***** Dataset extract *****

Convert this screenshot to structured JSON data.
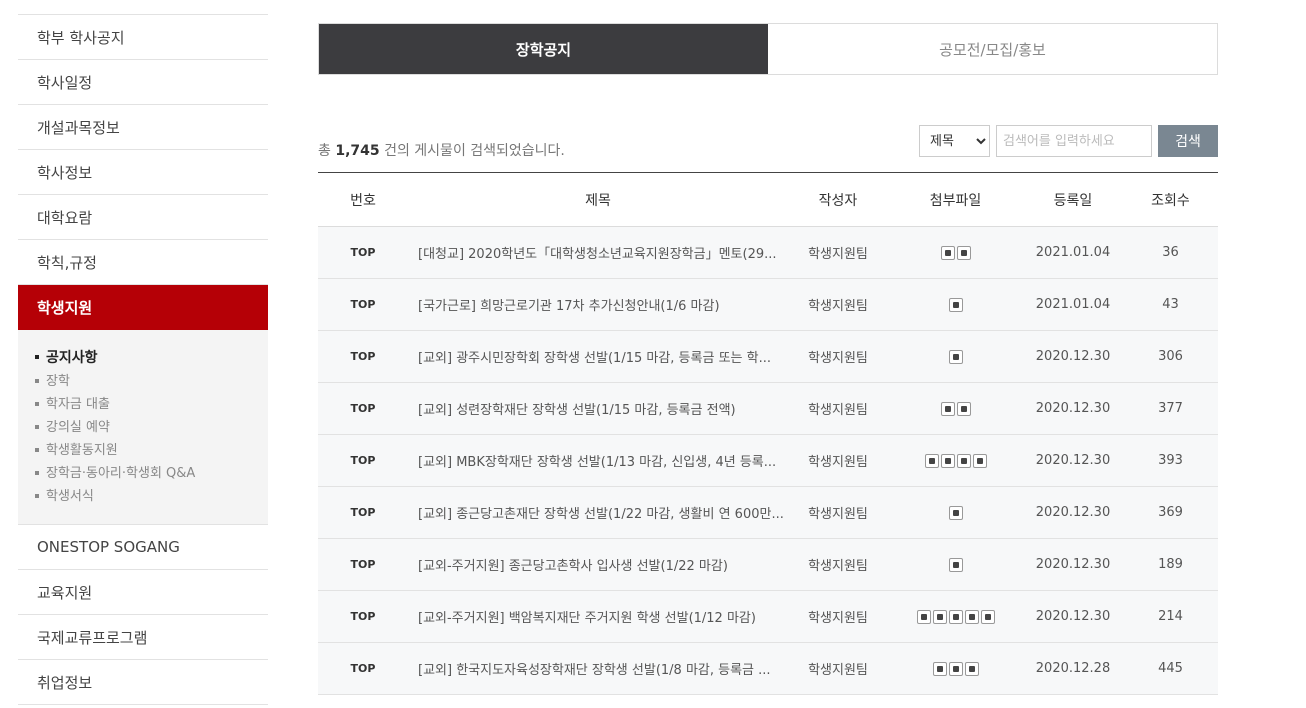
{
  "sidebar": {
    "items": [
      {
        "label": "학부 학사공지"
      },
      {
        "label": "학사일정"
      },
      {
        "label": "개설과목정보"
      },
      {
        "label": "학사정보"
      },
      {
        "label": "대학요람"
      },
      {
        "label": "학칙,규정"
      },
      {
        "label": "학생지원",
        "active": true
      }
    ],
    "sub_items": [
      {
        "label": "공지사항",
        "current": true
      },
      {
        "label": "장학"
      },
      {
        "label": "학자금 대출"
      },
      {
        "label": "강의실 예약"
      },
      {
        "label": "학생활동지원"
      },
      {
        "label": "장학금·동아리·학생회 Q&A"
      },
      {
        "label": "학생서식"
      }
    ],
    "items_after": [
      {
        "label": "ONESTOP SOGANG"
      },
      {
        "label": "교육지원"
      },
      {
        "label": "국제교류프로그램"
      },
      {
        "label": "취업정보"
      }
    ]
  },
  "tabs": [
    {
      "label": "장학공지",
      "active": true
    },
    {
      "label": "공모전/모집/홍보",
      "active": false
    }
  ],
  "summary": {
    "prefix": "총 ",
    "count": "1,745",
    "suffix": " 건의 게시물이 검색되었습니다."
  },
  "search": {
    "selected_option": "제목",
    "placeholder": "검색어를 입력하세요",
    "button_label": "검색"
  },
  "table": {
    "headers": [
      "번호",
      "제목",
      "작성자",
      "첨부파일",
      "등록일",
      "조회수"
    ],
    "rows": [
      {
        "no": "TOP",
        "title": "[대청교] 2020학년도「대학생청소년교육지원장학금」멘토(29...",
        "author": "학생지원팀",
        "attachments": 2,
        "date": "2021.01.04",
        "views": "36"
      },
      {
        "no": "TOP",
        "title": "[국가근로] 희망근로기관 17차 추가신청안내(1/6 마감)",
        "author": "학생지원팀",
        "attachments": 1,
        "date": "2021.01.04",
        "views": "43"
      },
      {
        "no": "TOP",
        "title": "[교외] 광주시민장학회 장학생 선발(1/15 마감, 등록금 또는 학...",
        "author": "학생지원팀",
        "attachments": 1,
        "date": "2020.12.30",
        "views": "306"
      },
      {
        "no": "TOP",
        "title": "[교외] 성련장학재단 장학생 선발(1/15 마감, 등록금 전액)",
        "author": "학생지원팀",
        "attachments": 2,
        "date": "2020.12.30",
        "views": "377"
      },
      {
        "no": "TOP",
        "title": "[교외] MBK장학재단 장학생 선발(1/13 마감, 신입생, 4년 등록...",
        "author": "학생지원팀",
        "attachments": 4,
        "date": "2020.12.30",
        "views": "393"
      },
      {
        "no": "TOP",
        "title": "[교외] 종근당고촌재단 장학생 선발(1/22 마감, 생활비 연 600만...",
        "author": "학생지원팀",
        "attachments": 1,
        "date": "2020.12.30",
        "views": "369"
      },
      {
        "no": "TOP",
        "title": "[교외-주거지원] 종근당고촌학사 입사생 선발(1/22 마감)",
        "author": "학생지원팀",
        "attachments": 1,
        "date": "2020.12.30",
        "views": "189"
      },
      {
        "no": "TOP",
        "title": "[교외-주거지원] 백암복지재단 주거지원 학생 선발(1/12 마감)",
        "author": "학생지원팀",
        "attachments": 5,
        "date": "2020.12.30",
        "views": "214"
      },
      {
        "no": "TOP",
        "title": "[교외] 한국지도자육성장학재단 장학생 선발(1/8 마감, 등록금 ...",
        "author": "학생지원팀",
        "attachments": 3,
        "date": "2020.12.28",
        "views": "445"
      }
    ]
  }
}
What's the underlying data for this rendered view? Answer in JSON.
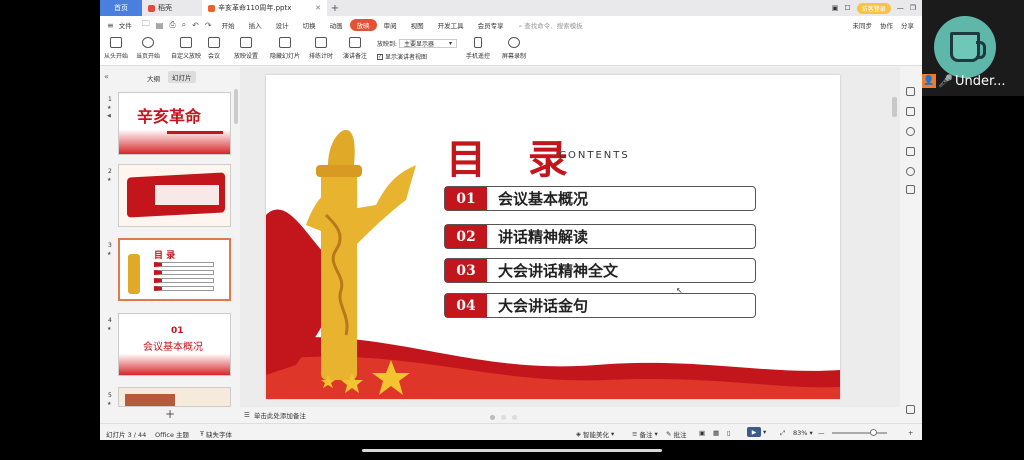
{
  "window": {
    "tabs": [
      {
        "label": "首页",
        "color": "#4a7fe0"
      },
      {
        "label": "稻壳",
        "color": "#e34a3a"
      },
      {
        "label": "辛亥革命110周年.pptx",
        "color": "#e8642c"
      }
    ],
    "new_tab": "+",
    "login_label": "访客登录"
  },
  "menu": {
    "file": "文件",
    "items": [
      "开始",
      "插入",
      "设计",
      "切换",
      "动画",
      "放映",
      "审阅",
      "视图",
      "开发工具",
      "会员专享"
    ],
    "active": "放映",
    "search_placeholder": "查找命令、搜索模板",
    "right": [
      "未同步",
      "协作",
      "分享"
    ]
  },
  "ribbon": {
    "buttons": [
      "从头开始",
      "当页开始",
      "自定义放映",
      "会议",
      "放映设置",
      "隐藏幻灯片",
      "排练计时",
      "演讲备注"
    ],
    "display_label": "放映到:",
    "display_value": "主要显示器",
    "presenter_view": "显示演讲者视图",
    "phone_remote": "手机遥控",
    "screen_record": "屏幕录制"
  },
  "left_pane": {
    "tab_outline": "大纲",
    "tab_slides": "幻灯片",
    "slide_numbers": [
      "1",
      "2",
      "3",
      "4",
      "5"
    ],
    "thumb1_title": "辛亥革命",
    "thumb4_num": "01",
    "thumb4_title": "会议基本概况",
    "add_slide": "+"
  },
  "slide": {
    "title": "目 录",
    "title_en": "CONTENTS",
    "items": [
      {
        "num": "01",
        "text": "会议基本概况"
      },
      {
        "num": "02",
        "text": "讲话精神解读"
      },
      {
        "num": "03",
        "text": "大会讲话精神全文"
      },
      {
        "num": "04",
        "text": "大会讲话金句"
      }
    ],
    "accent": "#c3161c"
  },
  "notes_placeholder": "单击此处添加备注",
  "status": {
    "slide_info": "幻灯片 3 / 44",
    "theme": "Office 主题",
    "missing_font": "缺失字体",
    "beautify": "智能美化",
    "notes": "备注",
    "comments": "批注",
    "zoom": "83%"
  },
  "meeting": {
    "name": "Under..."
  }
}
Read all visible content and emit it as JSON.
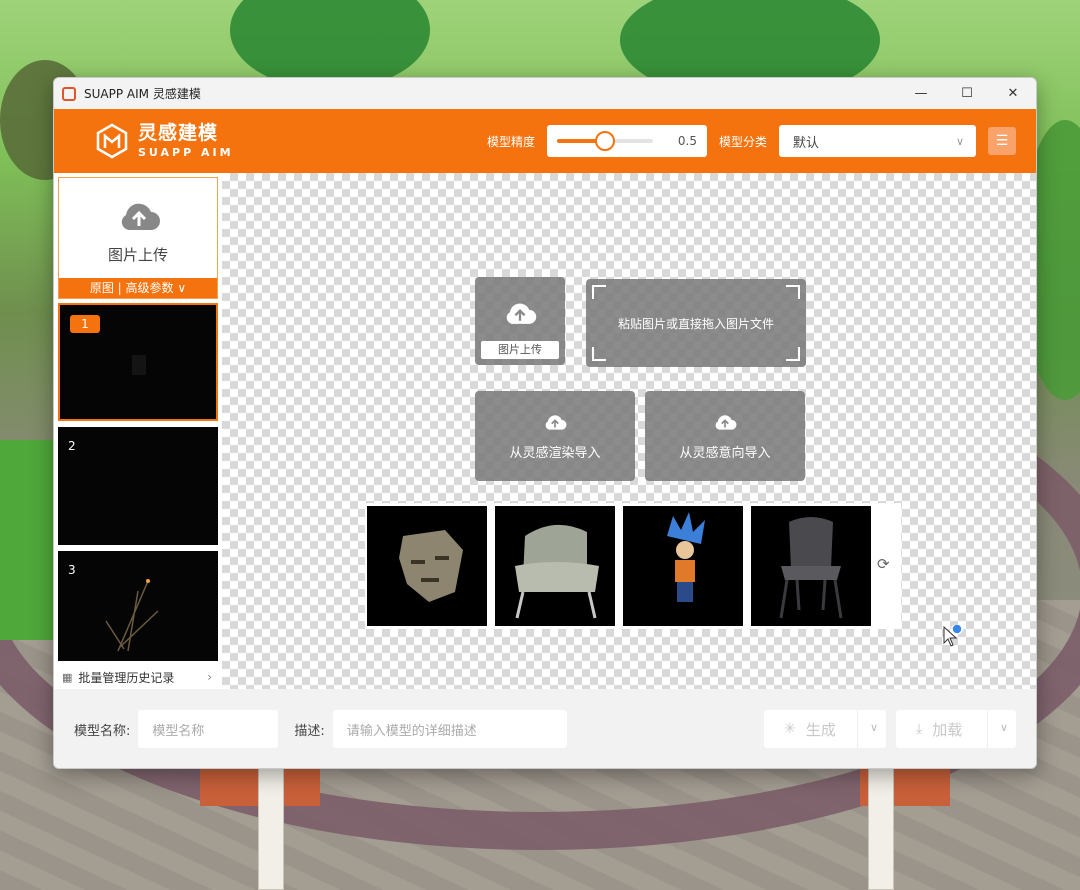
{
  "window": {
    "title": "SUAPP AIM 灵感建模",
    "controls": [
      "—",
      "☐",
      "✕"
    ]
  },
  "header": {
    "logo_cn": "灵感建模",
    "logo_en": "SUAPP AIM",
    "precision_label": "模型精度",
    "precision_value": "0.5",
    "precision_fraction": 0.5,
    "category_label": "模型分类",
    "category_value": "默认",
    "menu_icon": "hamburger-icon",
    "accent_color": "#f5730f"
  },
  "sidebar": {
    "upload_label": "图片上传",
    "upload_bar": "原图 | 高级参数 ∨",
    "thumbnails": [
      {
        "num": "1",
        "selected": true
      },
      {
        "num": "2",
        "selected": false
      },
      {
        "num": "3",
        "selected": false
      }
    ],
    "history_label": "批量管理历史记录"
  },
  "canvas": {
    "upload_tile_label": "图片上传",
    "paste_tile_label": "粘贴图片或直接拖入图片文件",
    "import_render_label": "从灵感渲染导入",
    "import_intent_label": "从灵感意向导入",
    "samples": [
      "mask-sample",
      "armchair-sample",
      "figure-sample",
      "chair-sample"
    ],
    "refresh_icon": "refresh-icon"
  },
  "footer": {
    "name_label": "模型名称:",
    "name_placeholder": "模型名称",
    "desc_label": "描述:",
    "desc_placeholder": "请输入模型的详细描述",
    "generate_label": "生成",
    "load_label": "加载"
  }
}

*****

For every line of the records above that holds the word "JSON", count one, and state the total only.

3